You may find this with the other balls or non-food toys at the store, but there is more to this toy than meets the eye. Cut up an old t-shirt into strips, or get a few old socks, roll some treats in them then shove into the ball. Your dog will then have to pull and unstuff the ball to get to the yum-yums. Please note that you will want to supervise your dog to make sure he only eats the treats, and not the t-shirt!
This toy lets you get in on the fun too and adds lots of physical exercise as well. It’s pretty much a big, more durable cat toy. (But don’t tell your dog that!) When you make the tethered toy fly like a bird and scurry like a critter, it really engages your dog’s prey drive. But you can also use the toy to practice some impulse control (ask for a sit or down-stay while the toy moves around then release him), leave-it skills (after a few tugs, ask your dog to leave or drop the toy) or calming down into a sit or down from a hyped-up state.
Hide and seek treat game
This is more of an activity, not necessarily a toy. Take some of your pup’s favorite treats and hide them around a small area of a room. At first, make the finds easy by hiding the treats in plain sight. As your dog starts to understand how to use his sniffer, make the game harder by hiding behind or under furniture or other things on the ground or behind corners. If you’re like me and order lots of things online, save the small boxes and use these too. Note: Always use the same box as the food box. Set the boxes around in a maze around the room and let your dog smell out his prize. Get creative with the placement of the boxes.
Some other helpful tips to keep in mind with all of these toys: when they are not in use, PUT THEM AWAY! After the bob-a-lot or Nina puzzle is empty, pick it up and put it away. When the Kong or Connectables are licked clean, wash it, refill it and put it back in the freezer. Don’t let any of these toys just sit out in the living room. Dogs are like kids on Christmas, everything is exciting when it’s new. The longer it sits out, the more boring it becomes.
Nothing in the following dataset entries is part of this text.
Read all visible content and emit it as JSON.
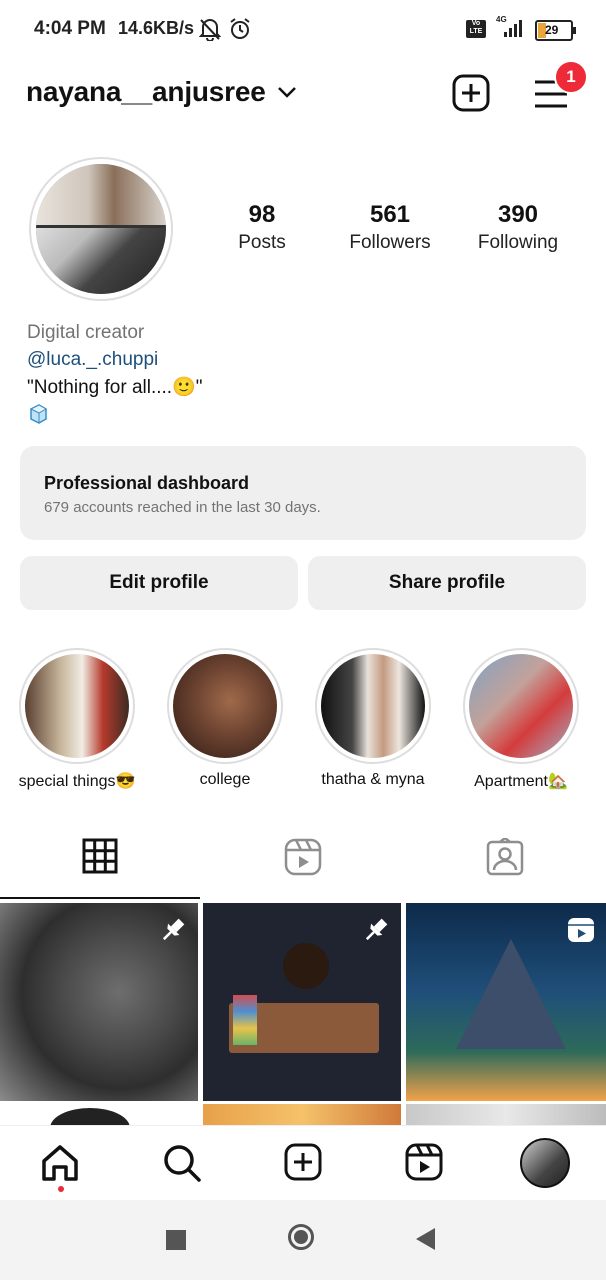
{
  "status_bar": {
    "time": "4:04 PM",
    "speed": "14.6KB/s",
    "network": "4G",
    "volte": "Vo LTE",
    "battery": "29"
  },
  "header": {
    "username": "nayana__anjusree",
    "notification_count": "1"
  },
  "profile": {
    "stats": [
      {
        "value": "98",
        "label": "Posts"
      },
      {
        "value": "561",
        "label": "Followers"
      },
      {
        "value": "390",
        "label": "Following"
      }
    ],
    "category": "Digital creator",
    "link": "@luca._.chuppi",
    "bio": "\"Nothing for all....🙂\""
  },
  "dashboard": {
    "title": "Professional dashboard",
    "subtitle": "679 accounts reached in the last 30 days."
  },
  "buttons": {
    "edit": "Edit profile",
    "share": "Share profile"
  },
  "highlights": [
    {
      "label": "special things😎"
    },
    {
      "label": "college"
    },
    {
      "label": "thatha & myna"
    },
    {
      "label": "Apartment🏡"
    }
  ],
  "colors": {
    "badge": "#ee2a38",
    "link": "#1d4f7c",
    "muted": "#737373",
    "button_bg": "#efefef"
  }
}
Don’t be afraid to try a bunch of different activities and toys! The more ways you engage your dog’s brain, the better!